**Task instructions**
All records need to be reproduced exactly. Keep every word as it is.

**Record set**
########
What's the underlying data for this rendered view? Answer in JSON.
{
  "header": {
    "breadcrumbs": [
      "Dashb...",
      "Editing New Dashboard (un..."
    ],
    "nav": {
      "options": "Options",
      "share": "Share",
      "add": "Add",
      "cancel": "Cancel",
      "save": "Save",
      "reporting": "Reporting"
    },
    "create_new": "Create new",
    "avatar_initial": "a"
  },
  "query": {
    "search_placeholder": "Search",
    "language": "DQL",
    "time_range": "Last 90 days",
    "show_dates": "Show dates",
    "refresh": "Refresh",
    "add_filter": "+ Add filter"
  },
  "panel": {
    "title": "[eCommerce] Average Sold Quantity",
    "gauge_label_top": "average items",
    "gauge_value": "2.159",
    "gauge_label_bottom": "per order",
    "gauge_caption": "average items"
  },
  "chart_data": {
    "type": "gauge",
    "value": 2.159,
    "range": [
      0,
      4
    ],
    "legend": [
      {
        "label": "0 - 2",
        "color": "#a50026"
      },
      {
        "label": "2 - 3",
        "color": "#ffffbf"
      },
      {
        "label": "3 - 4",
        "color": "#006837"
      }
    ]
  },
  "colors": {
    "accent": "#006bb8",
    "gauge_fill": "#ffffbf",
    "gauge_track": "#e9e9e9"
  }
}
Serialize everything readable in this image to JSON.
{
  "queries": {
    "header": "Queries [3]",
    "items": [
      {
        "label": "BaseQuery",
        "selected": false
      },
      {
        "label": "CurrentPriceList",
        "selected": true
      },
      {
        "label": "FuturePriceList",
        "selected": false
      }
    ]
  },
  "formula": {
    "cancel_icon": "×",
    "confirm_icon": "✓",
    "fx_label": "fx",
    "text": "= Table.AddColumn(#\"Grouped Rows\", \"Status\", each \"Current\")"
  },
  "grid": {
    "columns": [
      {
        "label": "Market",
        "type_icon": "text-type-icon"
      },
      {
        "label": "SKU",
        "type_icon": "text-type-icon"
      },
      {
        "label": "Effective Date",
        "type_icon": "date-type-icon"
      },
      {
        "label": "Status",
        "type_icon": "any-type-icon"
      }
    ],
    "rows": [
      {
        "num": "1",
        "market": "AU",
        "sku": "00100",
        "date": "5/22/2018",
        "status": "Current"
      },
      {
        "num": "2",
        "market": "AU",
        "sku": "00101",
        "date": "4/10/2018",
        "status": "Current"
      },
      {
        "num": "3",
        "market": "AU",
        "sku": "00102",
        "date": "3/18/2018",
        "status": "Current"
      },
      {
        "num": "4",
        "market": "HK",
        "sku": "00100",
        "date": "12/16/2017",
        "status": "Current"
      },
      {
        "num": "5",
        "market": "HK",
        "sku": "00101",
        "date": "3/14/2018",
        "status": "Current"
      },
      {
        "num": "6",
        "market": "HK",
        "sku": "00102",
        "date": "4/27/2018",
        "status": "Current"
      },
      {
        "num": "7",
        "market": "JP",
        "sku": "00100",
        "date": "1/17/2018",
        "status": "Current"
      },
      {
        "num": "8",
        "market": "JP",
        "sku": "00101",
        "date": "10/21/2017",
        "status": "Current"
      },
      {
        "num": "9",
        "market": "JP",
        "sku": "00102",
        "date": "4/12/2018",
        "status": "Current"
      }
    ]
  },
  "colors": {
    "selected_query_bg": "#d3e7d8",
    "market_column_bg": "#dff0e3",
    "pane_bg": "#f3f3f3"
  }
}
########
**Expected answer**
What's the underlying data for this rendered view? Answer in JSON.
{
  "header": {
    "breadcrumbs": [
      "Dashb...",
      "Editing New Dashboard (un..."
    ],
    "nav": {
      "options": "Options",
      "share": "Share",
      "add": "Add",
      "cancel": "Cancel",
      "save": "Save",
      "reporting": "Reporting"
    },
    "create_new": "Create new",
    "avatar_initial": "a"
  },
  "query": {
    "search_placeholder": "Search",
    "language": "DQL",
    "time_range": "Last 90 days",
    "show_dates": "Show dates",
    "refresh": "Refresh",
    "add_filter": "+ Add filter"
  },
  "panel": {
    "title": "[eCommerce] Average Sold Quantity",
    "gauge_label_top": "average items",
    "gauge_value": "2.159",
    "gauge_label_bottom": "per order",
    "gauge_caption": "average items"
  },
  "chart_data": {
    "type": "gauge",
    "value": 2.159,
    "range": [
      0,
      4
    ],
    "legend": [
      {
        "label": "0 - 2",
        "color": "#a50026"
      },
      {
        "label": "2 - 3",
        "color": "#ffffbf"
      },
      {
        "label": "3 - 4",
        "color": "#006837"
      }
    ]
  },
  "colors": {
    "accent": "#006bb8",
    "gauge_fill": "#ffffbf",
    "gauge_track": "#e9e9e9"
  }
}
Serialize everything readable in this image to JSON.
{
  "queries": {
    "header": "Queries [3]",
    "items": [
      {
        "label": "BaseQuery",
        "selected": false
      },
      {
        "label": "CurrentPriceList",
        "selected": true
      },
      {
        "label": "FuturePriceList",
        "selected": false
      }
    ]
  },
  "formula": {
    "cancel_icon": "×",
    "confirm_icon": "✓",
    "fx_label": "fx",
    "text": "= Table.AddColumn(#\"Grouped Rows\", \"Status\", each \"Current\")"
  },
  "grid": {
    "columns": [
      {
        "label": "Market",
        "type_icon": "text-type-icon"
      },
      {
        "label": "SKU",
        "type_icon": "text-type-icon"
      },
      {
        "label": "Effective Date",
        "type_icon": "date-type-icon"
      },
      {
        "label": "Status",
        "type_icon": "any-type-icon"
      }
    ],
    "rows": [
      {
        "num": "1",
        "market": "AU",
        "sku": "00100",
        "date": "5/22/2018",
        "status": "Current"
      },
      {
        "num": "2",
        "market": "AU",
        "sku": "00101",
        "date": "4/10/2018",
        "status": "Current"
      },
      {
        "num": "3",
        "market": "AU",
        "sku": "00102",
        "date": "3/18/2018",
        "status": "Current"
      },
      {
        "num": "4",
        "market": "HK",
        "sku": "00100",
        "date": "12/16/2017",
        "status": "Current"
      },
      {
        "num": "5",
        "market": "HK",
        "sku": "00101",
        "date": "3/14/2018",
        "status": "Current"
      },
      {
        "num": "6",
        "market": "HK",
        "sku": "00102",
        "date": "4/27/2018",
        "status": "Current"
      },
      {
        "num": "7",
        "market": "JP",
        "sku": "00100",
        "date": "1/17/2018",
        "status": "Current"
      },
      {
        "num": "8",
        "market": "JP",
        "sku": "00101",
        "date": "10/21/2017",
        "status": "Current"
      },
      {
        "num": "9",
        "market": "JP",
        "sku": "00102",
        "date": "4/12/2018",
        "status": "Current"
      }
    ]
  },
  "colors": {
    "selected_query_bg": "#d3e7d8",
    "market_column_bg": "#dff0e3",
    "pane_bg": "#f3f3f3"
  }
}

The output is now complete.